First, the old guard: Washington Sen. Tim Sheldon, the longest-serving active member of the Legislature and a conservative Democrat who in recent years has crossed the aisle to work with Republicans, is retiring.

In an interview Wednesday evening, Sheldon, 75, said he would make a formal announcement Thursday, the last day of the legislative session.

“It’s kind of time to put the gavel on the shelf,” said Sheldon, who lives in Potlatch, Mason County. “I’ve enjoyed it, it’s been a great experience for me.”

First elected to the House in 1990 before moving to the Senate later that decade, Sheldon represents the 35th legislative district, one of the more rural stretches of Western Washington.

Sheldon has long had an independent streak. In 2013, he and a pair of other Democrats broke away to write a budget with Republicans, and went on to cross the aisle that allowed the GOP to assemble a Senate majority between 2014 and 2017. Sheldon has since been scorned by Democratic Party officials.


Still, he has sided with Democrats on some key issues. Last year, he voted for the final version of a carbon cap-and-trade program, a major climate change priority for Democrats and Gov. Jay Inslee. In 2014, Sheldon voted for the bill that became known as the Washington Dream Act, which expanded state financial aid for college students without legal status.

In one last act of scrambling expectations, Sheldon said he will vote Thursday in favor of Democrats’ new supplemental operating budget and transportation package.

Sheldon counted among his accomplishments the $3 million in funding a few years ago to clean the Capitol dome, which restored the surface after it had become darkened over time.

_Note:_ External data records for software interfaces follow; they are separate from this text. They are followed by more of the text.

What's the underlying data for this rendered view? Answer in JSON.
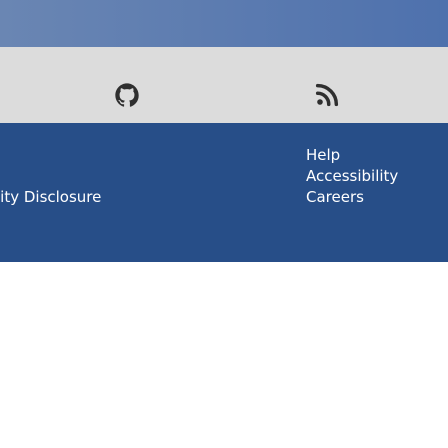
{
  "social": {
    "icons": [
      {
        "name": "github-icon",
        "color": "#2f2f2f"
      },
      {
        "name": "rss-icon",
        "color": "#2f2f2f"
      }
    ]
  },
  "footer": {
    "links": [
      {
        "label": "Help"
      },
      {
        "label": "Accessibility"
      },
      {
        "label": "Careers"
      },
      {
        "label": "lity Disclosure"
      }
    ]
  },
  "colors": {
    "header_blue": "#5677af",
    "icon_strip_gray": "#dcdcdc",
    "footer_blue": "#274e88",
    "footer_text": "#ffffff"
  }
}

At the same time, Sheldon said he regretted his opposition in earlier years to bills geared at advancing equity for LGBTQ communities. The senator was one of those who in 2012 opposed the bill that ultimately legalized gay marriage in Washington.

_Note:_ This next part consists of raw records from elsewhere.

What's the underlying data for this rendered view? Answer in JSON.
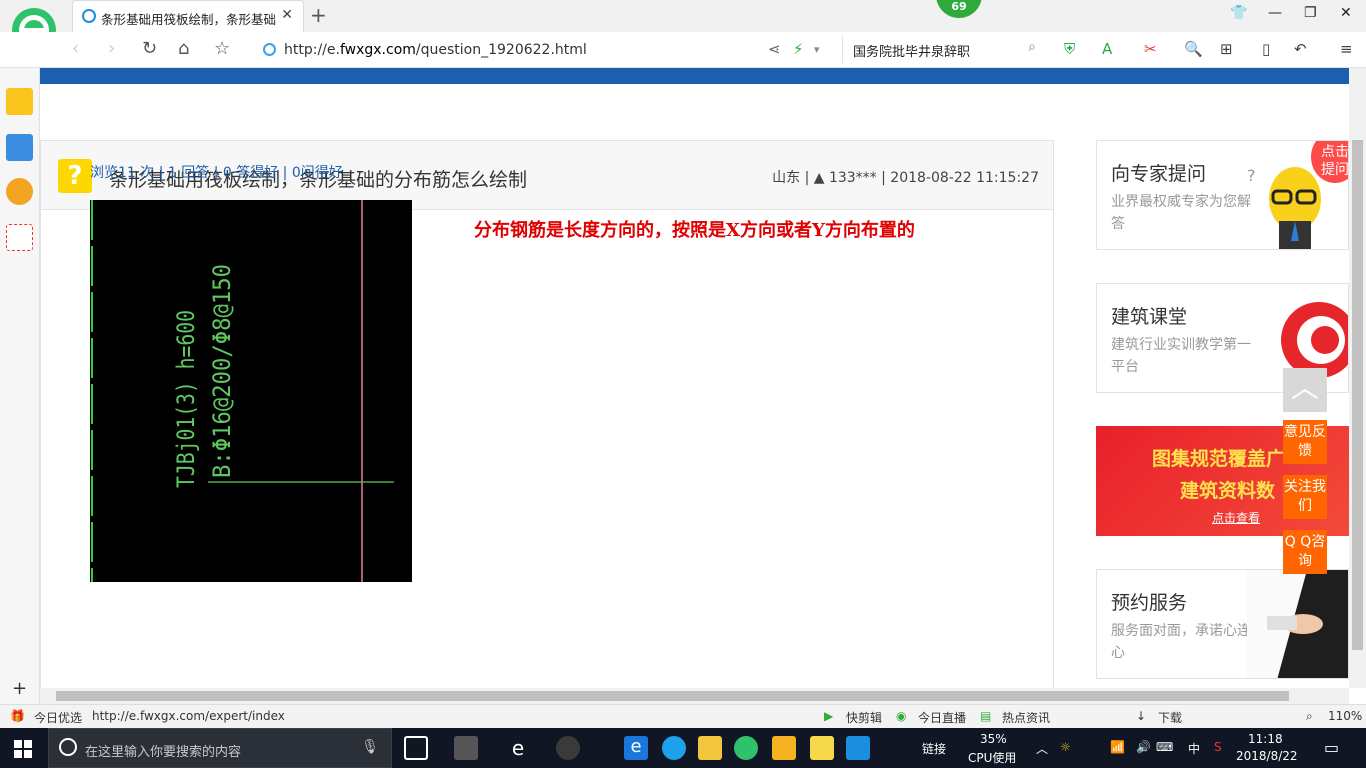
{
  "browser": {
    "tab_title": "条形基础用筏板绘制，条形基础",
    "tab_close": "✕",
    "new_tab": "+",
    "badge": "69",
    "url_prefix": "http://e.",
    "url_domain": "fwxgx.com",
    "url_path": "/question_1920622.html",
    "search_text": "国务院批毕井泉辞职"
  },
  "page": {
    "question_title": "条形基础用筏板绘制，条形基础的分布筋怎么绘制",
    "question_meta": "山东 | ▲ 133*** | 2018-08-22 11:15:27",
    "stats": "浏览11 次 | 1 回答 | 0 答得好 | 0问得好",
    "answer": "分布钢筋是长度方向的，按照是X方向或者Y方向布置的",
    "cad_line1": "TJBj01(3) h=600",
    "cad_line2": "B:Φ16@200/Φ8@150"
  },
  "sidebar_cards": [
    {
      "title": "向专家提问",
      "sub": "业界最权威专家为您解答"
    },
    {
      "title": "建筑课堂",
      "sub": "建筑行业实训教学第一平台"
    },
    {
      "title": "预约服务",
      "sub": "服务面对面，承诺心连心"
    }
  ],
  "banner": {
    "line1": "图集规范覆盖广",
    "line2": "建筑资料数",
    "link": "点击查看",
    "corner": "点击提问"
  },
  "float": {
    "feedback": "意见反馈",
    "follow": "关注我们",
    "qq": "Q Q咨询"
  },
  "status": {
    "left_label": "今日优选",
    "link_url": "http://e.fwxgx.com/expert/index",
    "clip": "快剪辑",
    "live": "今日直播",
    "news": "热点资讯",
    "download": "下载",
    "zoom": "110%"
  },
  "taskbar": {
    "search_placeholder": "在这里输入你要搜索的内容",
    "link": "链接",
    "cpu_pct": "35%",
    "cpu_label": "CPU使用",
    "ime": "中",
    "time": "11:18",
    "date": "2018/8/22"
  }
}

“I’ve tried to make up for it in my voting the last few years. … I think I’ve been educated a lot by my daughter and my wife,” Sheldon said.

Rep. Drew MacEwen, a Republican from Union, also in the 35th legislative district, announced his bid for Sheldon’s seat Thursday.

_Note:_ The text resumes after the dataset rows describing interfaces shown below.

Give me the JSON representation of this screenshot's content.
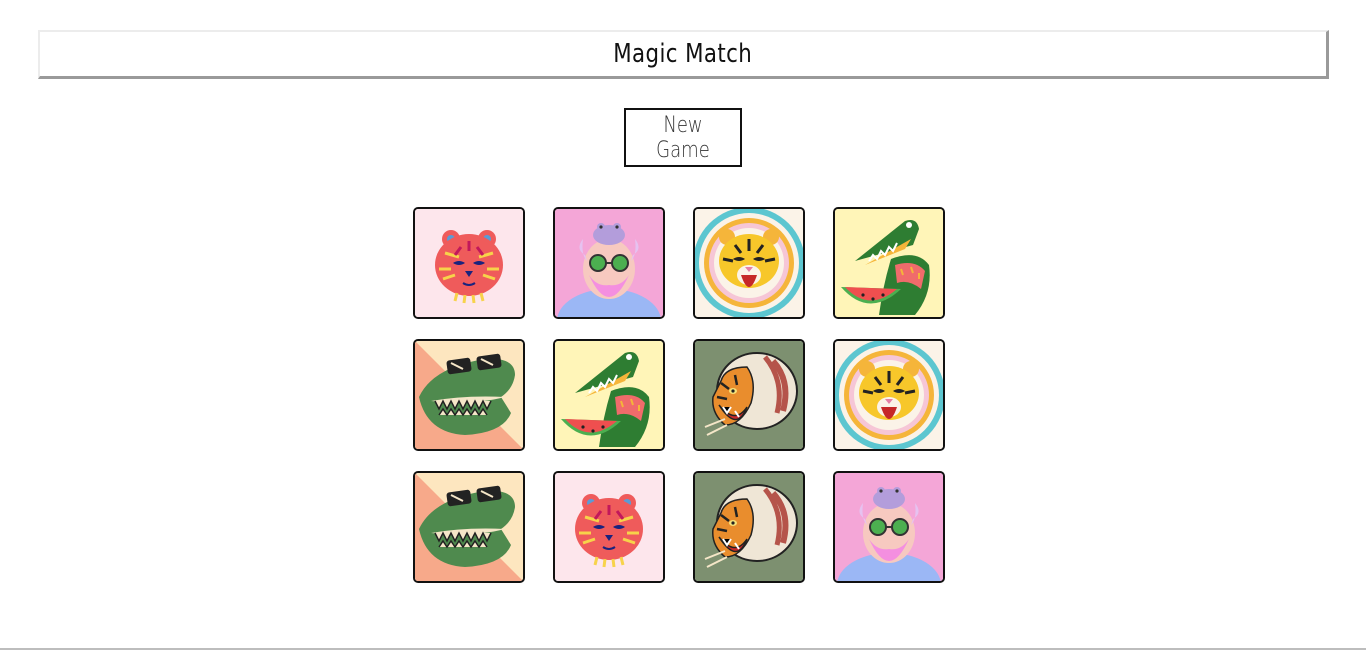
{
  "header": {
    "title": "Magic Match"
  },
  "controls": {
    "new_game_label": "New Game"
  },
  "board": {
    "rows": 3,
    "cols": 4,
    "cards": [
      {
        "image": "pink-tiger-face",
        "face_up": true
      },
      {
        "image": "old-man-with-frog",
        "face_up": true
      },
      {
        "image": "rainbow-tiger",
        "face_up": true
      },
      {
        "image": "crocodile-eating-watermelon",
        "face_up": true
      },
      {
        "image": "crocodile-with-sunglasses",
        "face_up": true
      },
      {
        "image": "crocodile-eating-watermelon",
        "face_up": true
      },
      {
        "image": "tiger-with-helmet",
        "face_up": true
      },
      {
        "image": "rainbow-tiger",
        "face_up": true
      },
      {
        "image": "crocodile-with-sunglasses",
        "face_up": true
      },
      {
        "image": "pink-tiger-face",
        "face_up": true
      },
      {
        "image": "tiger-with-helmet",
        "face_up": true
      },
      {
        "image": "old-man-with-frog",
        "face_up": true
      }
    ]
  },
  "colors": {
    "card_border": "#111111",
    "pink_bg": "#fde6ec",
    "violet_bg": "#f4a6d7",
    "yellow_bg": "#fff5b8",
    "peach_bg": "#f7a98a",
    "sage_bg": "#7d9070"
  }
}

“The legislature functions best when it is balanced,” MacEwen said in a statement. “I believe we can win the majority in the senate and return our state to a balance that is more in touch not only with the citizens of the 35th district but our state as a whole.”

Sheldon’s retirement comes in the latest wave of House and Senate departures. Rep. Laurie Dolan, D-Olympia, announced last month that she wouldn’t run for election again.

And on Wednesday, Rep. Jesse Johnson, a Democrat from Federal Way who last year shepherded two of the biggest policing reform laws, announced he also wouldn’t run for reelection.

Appointed in January 2020 to the 30th legislative district seat, Johnson was among a wave of younger and more diverse Democratic lawmakers to come into office in recent years. Before his appointment, Johnson, now 32, was the youngest Federal Way City Council member in its history.

Johnson quickly came into the spotlight after the protests against the killings of George Floyd, Manuel Ellis and others at the hands of police. Democratic lawmakers tapped him to help craft a package of what would become a dozen bills to change law enforcement in the state.

He sponsored perhaps the two biggest of those laws. House Bill 1054, which banned law enforcement from using chokeholds, neck restraints and no-knock warrants, and restricted the use of tear gas. Meanwhile House Bill 1310 defined and limited officers’ use of deadly force.


This year, Johnson worked on tweaks to those laws, including a bill signed Friday by Inslee to make clear that law enforcement can still respond and take action during calls for people in a mental health crisis.

In a statement, Johnson said he was not running again to allow him to focus more on his family, including his 6-month-old child and a wife in medical school.

“I only know one way to serve in elected office, which is to give my 110% and I cannot make that commitment with another term,” Johnson said in prepared remarks. “After serving during a pandemic, unprecedented economic challenges and racial reckoning, I have given my full self to this work to pass policy to help people and bring funding to my district.”

Johnson, who is Black, added, “I have always wanted to show young people and people of color in my community that you can be in this position and that representation matters.”

The announcements are the latest in a wave of retirements, which also include Sens. Reuven Carlyle and David Frockt, both Democrats from Seattle.